* Required work *
Copy every line of the entries that includes the word "JSON".

* Record extracts *
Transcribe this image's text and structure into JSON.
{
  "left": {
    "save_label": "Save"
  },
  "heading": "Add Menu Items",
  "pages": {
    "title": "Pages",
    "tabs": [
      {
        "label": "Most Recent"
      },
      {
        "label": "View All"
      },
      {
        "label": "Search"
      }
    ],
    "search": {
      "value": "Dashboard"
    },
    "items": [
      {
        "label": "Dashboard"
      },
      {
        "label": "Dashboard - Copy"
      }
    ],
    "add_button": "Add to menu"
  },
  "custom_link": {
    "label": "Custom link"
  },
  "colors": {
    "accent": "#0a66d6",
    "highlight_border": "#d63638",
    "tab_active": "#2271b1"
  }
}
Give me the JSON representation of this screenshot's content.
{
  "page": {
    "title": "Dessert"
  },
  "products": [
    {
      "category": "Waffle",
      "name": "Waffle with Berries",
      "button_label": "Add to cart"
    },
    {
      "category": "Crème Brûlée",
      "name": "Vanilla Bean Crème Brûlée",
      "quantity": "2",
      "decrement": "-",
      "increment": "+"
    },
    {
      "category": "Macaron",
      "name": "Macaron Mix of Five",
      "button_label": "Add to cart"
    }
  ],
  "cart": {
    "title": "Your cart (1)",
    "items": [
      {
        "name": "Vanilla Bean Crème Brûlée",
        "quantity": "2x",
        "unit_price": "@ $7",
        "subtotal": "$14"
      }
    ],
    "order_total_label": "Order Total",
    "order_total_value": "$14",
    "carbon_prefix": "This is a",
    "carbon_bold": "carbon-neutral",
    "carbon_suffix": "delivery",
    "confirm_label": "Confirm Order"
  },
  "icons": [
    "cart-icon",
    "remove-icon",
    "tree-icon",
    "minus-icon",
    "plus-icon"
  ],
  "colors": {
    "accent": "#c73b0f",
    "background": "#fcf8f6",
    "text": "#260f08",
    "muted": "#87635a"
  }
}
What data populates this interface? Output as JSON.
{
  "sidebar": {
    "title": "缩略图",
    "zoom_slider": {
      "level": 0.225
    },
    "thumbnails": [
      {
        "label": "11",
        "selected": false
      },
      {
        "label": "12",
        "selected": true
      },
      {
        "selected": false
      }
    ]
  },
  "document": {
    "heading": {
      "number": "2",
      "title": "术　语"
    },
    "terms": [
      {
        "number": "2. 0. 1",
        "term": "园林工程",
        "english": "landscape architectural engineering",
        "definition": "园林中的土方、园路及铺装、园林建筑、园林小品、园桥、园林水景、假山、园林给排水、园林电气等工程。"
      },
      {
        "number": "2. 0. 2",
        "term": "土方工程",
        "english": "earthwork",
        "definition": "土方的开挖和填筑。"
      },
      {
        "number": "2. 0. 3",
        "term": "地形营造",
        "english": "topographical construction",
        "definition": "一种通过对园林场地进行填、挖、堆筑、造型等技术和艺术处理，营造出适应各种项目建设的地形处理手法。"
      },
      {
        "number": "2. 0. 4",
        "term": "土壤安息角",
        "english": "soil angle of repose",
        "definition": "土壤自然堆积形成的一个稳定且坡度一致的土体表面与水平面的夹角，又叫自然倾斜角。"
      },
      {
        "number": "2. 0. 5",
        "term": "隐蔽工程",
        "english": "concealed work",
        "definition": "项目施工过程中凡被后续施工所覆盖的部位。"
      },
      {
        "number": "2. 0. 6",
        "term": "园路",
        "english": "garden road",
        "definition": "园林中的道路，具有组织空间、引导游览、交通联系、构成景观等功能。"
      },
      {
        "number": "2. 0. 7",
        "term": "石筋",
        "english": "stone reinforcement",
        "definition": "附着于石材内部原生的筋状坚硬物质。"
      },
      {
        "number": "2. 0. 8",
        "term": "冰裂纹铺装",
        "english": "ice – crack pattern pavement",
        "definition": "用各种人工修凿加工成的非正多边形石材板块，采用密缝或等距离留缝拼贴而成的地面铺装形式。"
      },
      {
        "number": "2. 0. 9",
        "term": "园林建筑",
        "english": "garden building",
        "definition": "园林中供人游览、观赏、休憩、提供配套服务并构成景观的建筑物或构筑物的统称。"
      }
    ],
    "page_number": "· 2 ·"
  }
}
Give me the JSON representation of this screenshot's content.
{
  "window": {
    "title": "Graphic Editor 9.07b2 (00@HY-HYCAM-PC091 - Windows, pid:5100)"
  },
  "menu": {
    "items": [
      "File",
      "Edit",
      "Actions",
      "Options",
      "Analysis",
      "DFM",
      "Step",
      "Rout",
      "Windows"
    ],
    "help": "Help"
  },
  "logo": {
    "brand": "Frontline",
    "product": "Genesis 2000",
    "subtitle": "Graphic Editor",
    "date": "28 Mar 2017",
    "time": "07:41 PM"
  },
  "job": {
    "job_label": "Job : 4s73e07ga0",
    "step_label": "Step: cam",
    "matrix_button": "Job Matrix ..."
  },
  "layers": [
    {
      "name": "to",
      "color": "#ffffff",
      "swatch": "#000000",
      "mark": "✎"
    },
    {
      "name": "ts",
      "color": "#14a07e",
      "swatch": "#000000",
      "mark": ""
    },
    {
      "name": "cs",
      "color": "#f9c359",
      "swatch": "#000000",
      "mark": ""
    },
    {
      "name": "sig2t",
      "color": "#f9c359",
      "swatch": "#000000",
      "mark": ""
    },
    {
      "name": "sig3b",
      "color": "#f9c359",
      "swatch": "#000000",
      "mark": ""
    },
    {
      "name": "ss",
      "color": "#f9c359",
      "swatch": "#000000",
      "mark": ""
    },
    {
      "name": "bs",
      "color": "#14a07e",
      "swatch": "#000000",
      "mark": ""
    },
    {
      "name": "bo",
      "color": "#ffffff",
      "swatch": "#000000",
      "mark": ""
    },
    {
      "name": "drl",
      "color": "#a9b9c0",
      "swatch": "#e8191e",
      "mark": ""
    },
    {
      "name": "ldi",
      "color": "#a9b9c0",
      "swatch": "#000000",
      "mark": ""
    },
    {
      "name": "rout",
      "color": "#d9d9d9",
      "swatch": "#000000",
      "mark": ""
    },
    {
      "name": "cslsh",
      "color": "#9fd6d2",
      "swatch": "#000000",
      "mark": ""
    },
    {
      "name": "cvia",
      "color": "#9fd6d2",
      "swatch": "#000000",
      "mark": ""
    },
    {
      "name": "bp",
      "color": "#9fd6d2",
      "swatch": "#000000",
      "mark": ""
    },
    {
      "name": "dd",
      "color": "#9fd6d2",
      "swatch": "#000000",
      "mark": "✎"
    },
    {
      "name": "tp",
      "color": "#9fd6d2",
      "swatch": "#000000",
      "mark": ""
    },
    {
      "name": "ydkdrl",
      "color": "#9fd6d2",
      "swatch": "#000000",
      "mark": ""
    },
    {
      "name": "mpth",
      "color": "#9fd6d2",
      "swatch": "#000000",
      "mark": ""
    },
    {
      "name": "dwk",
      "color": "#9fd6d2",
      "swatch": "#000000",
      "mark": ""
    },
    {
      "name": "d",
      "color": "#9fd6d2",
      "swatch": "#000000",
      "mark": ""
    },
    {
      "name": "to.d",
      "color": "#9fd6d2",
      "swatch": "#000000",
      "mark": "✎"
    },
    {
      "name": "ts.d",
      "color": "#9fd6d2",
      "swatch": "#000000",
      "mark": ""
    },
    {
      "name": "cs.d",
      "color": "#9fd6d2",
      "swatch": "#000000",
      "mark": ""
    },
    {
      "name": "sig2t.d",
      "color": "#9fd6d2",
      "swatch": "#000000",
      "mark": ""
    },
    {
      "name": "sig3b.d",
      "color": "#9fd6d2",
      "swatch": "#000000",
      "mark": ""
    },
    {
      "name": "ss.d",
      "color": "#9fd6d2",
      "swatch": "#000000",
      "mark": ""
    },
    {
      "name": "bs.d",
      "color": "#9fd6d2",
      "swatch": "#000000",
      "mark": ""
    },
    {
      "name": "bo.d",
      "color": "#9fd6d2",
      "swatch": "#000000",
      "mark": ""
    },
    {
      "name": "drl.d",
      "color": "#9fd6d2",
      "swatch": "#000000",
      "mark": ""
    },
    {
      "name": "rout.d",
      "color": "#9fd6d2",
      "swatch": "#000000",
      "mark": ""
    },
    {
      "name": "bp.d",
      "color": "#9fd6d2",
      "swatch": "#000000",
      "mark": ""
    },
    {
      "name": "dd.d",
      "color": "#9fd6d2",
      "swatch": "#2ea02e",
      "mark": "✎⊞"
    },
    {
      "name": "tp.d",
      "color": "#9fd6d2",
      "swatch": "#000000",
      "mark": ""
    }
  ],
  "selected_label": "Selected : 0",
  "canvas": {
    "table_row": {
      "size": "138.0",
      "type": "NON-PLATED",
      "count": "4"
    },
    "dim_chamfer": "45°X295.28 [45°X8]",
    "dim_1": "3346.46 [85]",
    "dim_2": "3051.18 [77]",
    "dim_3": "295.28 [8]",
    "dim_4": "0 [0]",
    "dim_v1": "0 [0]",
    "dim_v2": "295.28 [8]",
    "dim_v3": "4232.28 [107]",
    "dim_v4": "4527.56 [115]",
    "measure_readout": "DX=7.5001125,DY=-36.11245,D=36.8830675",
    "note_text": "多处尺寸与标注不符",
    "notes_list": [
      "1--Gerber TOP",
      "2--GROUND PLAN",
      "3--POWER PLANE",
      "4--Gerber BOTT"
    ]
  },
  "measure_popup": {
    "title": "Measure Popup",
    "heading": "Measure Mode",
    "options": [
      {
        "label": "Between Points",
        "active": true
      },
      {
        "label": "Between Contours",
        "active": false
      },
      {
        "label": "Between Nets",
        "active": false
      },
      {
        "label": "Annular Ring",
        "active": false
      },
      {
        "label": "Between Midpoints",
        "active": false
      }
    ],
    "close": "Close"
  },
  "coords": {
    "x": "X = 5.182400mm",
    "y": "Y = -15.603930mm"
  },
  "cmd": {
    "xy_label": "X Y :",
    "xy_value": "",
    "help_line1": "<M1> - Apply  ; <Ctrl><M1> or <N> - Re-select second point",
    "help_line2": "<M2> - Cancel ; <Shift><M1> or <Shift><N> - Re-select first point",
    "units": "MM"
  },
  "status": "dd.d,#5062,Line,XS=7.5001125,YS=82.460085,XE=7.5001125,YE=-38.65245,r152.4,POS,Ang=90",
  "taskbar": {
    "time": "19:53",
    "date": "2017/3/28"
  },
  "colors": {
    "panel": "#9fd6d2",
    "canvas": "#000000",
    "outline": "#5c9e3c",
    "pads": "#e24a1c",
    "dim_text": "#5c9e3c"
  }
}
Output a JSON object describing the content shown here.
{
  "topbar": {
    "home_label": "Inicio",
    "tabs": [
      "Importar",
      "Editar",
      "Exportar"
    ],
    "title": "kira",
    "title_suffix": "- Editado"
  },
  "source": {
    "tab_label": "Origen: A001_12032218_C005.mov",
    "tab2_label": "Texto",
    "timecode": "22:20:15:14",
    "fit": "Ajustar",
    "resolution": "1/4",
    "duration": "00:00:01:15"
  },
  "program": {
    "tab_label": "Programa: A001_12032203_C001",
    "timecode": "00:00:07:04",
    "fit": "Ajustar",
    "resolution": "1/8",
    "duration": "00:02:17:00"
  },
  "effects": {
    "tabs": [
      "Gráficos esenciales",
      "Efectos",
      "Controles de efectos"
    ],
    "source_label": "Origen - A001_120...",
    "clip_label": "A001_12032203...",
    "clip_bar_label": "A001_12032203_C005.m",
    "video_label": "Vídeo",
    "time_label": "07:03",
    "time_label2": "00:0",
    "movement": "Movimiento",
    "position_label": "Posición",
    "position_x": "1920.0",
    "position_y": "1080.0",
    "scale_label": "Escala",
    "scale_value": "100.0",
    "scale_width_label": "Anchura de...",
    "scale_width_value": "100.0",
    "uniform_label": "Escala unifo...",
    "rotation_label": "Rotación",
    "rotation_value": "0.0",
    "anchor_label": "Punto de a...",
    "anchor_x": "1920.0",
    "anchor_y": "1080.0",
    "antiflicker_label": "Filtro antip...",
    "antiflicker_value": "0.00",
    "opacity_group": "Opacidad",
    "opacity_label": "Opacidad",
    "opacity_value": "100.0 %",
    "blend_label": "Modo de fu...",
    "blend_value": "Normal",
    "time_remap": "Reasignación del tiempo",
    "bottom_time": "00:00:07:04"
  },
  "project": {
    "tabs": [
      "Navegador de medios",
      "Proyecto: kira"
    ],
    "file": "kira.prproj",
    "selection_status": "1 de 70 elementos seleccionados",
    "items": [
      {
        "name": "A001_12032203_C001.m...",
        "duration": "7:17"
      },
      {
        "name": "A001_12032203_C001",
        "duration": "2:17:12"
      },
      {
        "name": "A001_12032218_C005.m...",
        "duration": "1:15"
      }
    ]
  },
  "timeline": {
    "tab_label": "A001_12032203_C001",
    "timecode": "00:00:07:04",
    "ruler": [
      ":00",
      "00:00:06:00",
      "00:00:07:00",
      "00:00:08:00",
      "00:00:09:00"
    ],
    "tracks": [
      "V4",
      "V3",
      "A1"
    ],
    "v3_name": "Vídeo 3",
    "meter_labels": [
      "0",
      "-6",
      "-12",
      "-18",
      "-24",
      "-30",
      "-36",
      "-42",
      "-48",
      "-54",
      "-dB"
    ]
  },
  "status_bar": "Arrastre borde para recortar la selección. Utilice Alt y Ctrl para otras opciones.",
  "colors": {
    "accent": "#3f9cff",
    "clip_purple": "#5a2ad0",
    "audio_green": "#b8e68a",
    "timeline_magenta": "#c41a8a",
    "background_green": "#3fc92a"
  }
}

* Answer to the problem *
Transcribe this image's text and structure into JSON.
Give me the JSON representation of this screenshot's content.
What data populates this interface? Output as JSON.
Give me the JSON representation of this screenshot's content.
Output a JSON object describing the content shown here.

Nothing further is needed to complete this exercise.